Colo. firefighter alleges racial mistreatment
Devin Bullis filed a complaint with the Colorado Civil Rights Division about conduct at the Olathe Fire Protection District
By Leila Merrill
OLATHE, Colo. — An Olathe firefighter who is Black has filed a complaint over racist and other bigoted comments during the time he has worked for the Olathe Fire Protection District, the Montrose Daily Press reported.
Devin Bullis filed a confidential complaint through his attorney, Keith Killian, with the Colorado Civil Rights Division in July. In October, a position statement and response were filed. So far, there has not been a ruling, and mediation is reportedly ongoing.
According to Killian, the fire district board was supposed to discuss the case this month, but the meeting was canceled. A Delta, Colo. community group, Delta Pride, had planned to protest outside the district board meeting on Dec. 21 to show support for Bullis.
“There is a claim and we are attempting to resolve it without filing a lawsuit. If it can’t be resolved, that is one of the options on the table,” Killian said.
The Olathe Fire Protection District’s general counsel, Bo Nerlin, declined to comment on specific allegations.
The district has also retained special counsel.
Before filing the complaint, Bullis took his concerns up the chain of command, his husband, Kyle Bullis, previously told the Montrose Daily Press.
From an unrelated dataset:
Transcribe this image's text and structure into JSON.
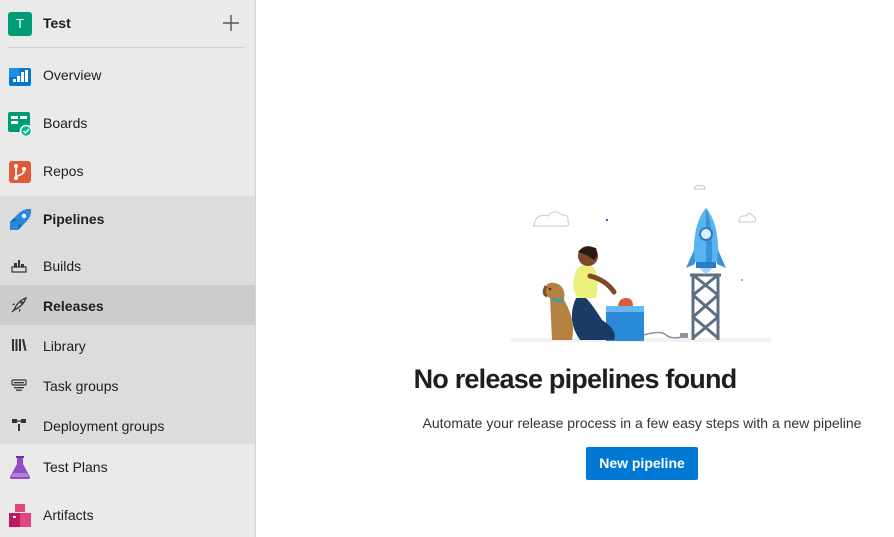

“The reason he loves Olathe is he loves the community. He likes his job there,” Kyle Bullis said.
Earlier this year, the district’s general counsel hired an attorney to conduct a third-party investigation into Devin Bullis’ reports of harassment.
The May report, which was provided to the Press recently by a third party, states that Bullis reported six events. Five involved him directly and involved “offensive or derogatory remarks” about his color or race. A sixth was reported as not directed at him but racially disparaging.
The attorney who filed the report, David Masters, said that the instances indicate a “systemic problem within the district generally and within its leadership in particular.”
Masters recommended training on implicit bias and cultural diversity to be part of fostering a culture without harassment.
“A simple commitment to a diverse, inclusive and respectful workplace is not enough. An organization like the district must have systems in place that hold each and every employee accountable for this expectation,” Masters wrote.